> Instructions for the task:
Type out every line below exactly as it reads.
------ Supplied records
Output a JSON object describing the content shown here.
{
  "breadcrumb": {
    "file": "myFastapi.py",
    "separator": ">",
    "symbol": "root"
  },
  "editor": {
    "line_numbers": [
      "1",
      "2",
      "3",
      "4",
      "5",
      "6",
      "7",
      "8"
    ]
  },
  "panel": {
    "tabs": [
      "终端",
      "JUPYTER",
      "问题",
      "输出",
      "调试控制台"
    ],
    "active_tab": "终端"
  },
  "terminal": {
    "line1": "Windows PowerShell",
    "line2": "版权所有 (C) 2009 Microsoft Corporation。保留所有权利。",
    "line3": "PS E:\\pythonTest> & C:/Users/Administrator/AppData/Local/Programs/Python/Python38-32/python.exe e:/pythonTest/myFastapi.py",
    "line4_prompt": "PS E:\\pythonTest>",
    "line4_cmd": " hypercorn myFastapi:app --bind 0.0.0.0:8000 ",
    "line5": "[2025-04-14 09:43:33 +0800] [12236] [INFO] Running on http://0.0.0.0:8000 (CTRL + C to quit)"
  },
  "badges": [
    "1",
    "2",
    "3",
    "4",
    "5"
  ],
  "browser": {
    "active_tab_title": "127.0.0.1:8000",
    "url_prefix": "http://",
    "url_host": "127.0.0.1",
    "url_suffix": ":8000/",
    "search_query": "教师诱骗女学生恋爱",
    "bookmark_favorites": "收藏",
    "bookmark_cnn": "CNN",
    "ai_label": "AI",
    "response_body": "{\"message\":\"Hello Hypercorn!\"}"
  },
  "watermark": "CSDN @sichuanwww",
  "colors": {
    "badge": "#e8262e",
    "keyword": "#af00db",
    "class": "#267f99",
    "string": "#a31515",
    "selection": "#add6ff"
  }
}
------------
> Task solution:
Output a JSON object describing the content shown here.
{
  "breadcrumb": {
    "file": "myFastapi.py",
    "separator": ">",
    "symbol": "root"
  },
  "editor": {
    "line_numbers": [
      "1",
      "2",
      "3",
      "4",
      "5",
      "6",
      "7",
      "8"
    ]
  },
  "panel": {
    "tabs": [
      "终端",
      "JUPYTER",
      "问题",
      "输出",
      "调试控制台"
    ],
    "active_tab": "终端"
  },
  "terminal": {
    "line1": "Windows PowerShell",
    "line2": "版权所有 (C) 2009 Microsoft Corporation。保留所有权利。",
    "line3": "PS E:\\pythonTest> & C:/Users/Administrator/AppData/Local/Programs/Python/Python38-32/python.exe e:/pythonTest/myFastapi.py",
    "line4_prompt": "PS E:\\pythonTest>",
    "line4_cmd": " hypercorn myFastapi:app --bind 0.0.0.0:8000 ",
    "line5": "[2025-04-14 09:43:33 +0800] [12236] [INFO] Running on http://0.0.0.0:8000 (CTRL + C to quit)"
  },
  "badges": [
    "1",
    "2",
    "3",
    "4",
    "5"
  ],
  "browser": {
    "active_tab_title": "127.0.0.1:8000",
    "url_prefix": "http://",
    "url_host": "127.0.0.1",
    "url_suffix": ":8000/",
    "search_query": "教师诱骗女学生恋爱",
    "bookmark_favorites": "收藏",
    "bookmark_cnn": "CNN",
    "ai_label": "AI",
    "response_body": "{\"message\":\"Hello Hypercorn!\"}"
  },
  "watermark": "CSDN @sichuanwww",
  "colors": {
    "badge": "#e8262e",
    "keyword": "#af00db",
    "class": "#267f99",
    "string": "#a31515",
    "selection": "#add6ff"
  }
}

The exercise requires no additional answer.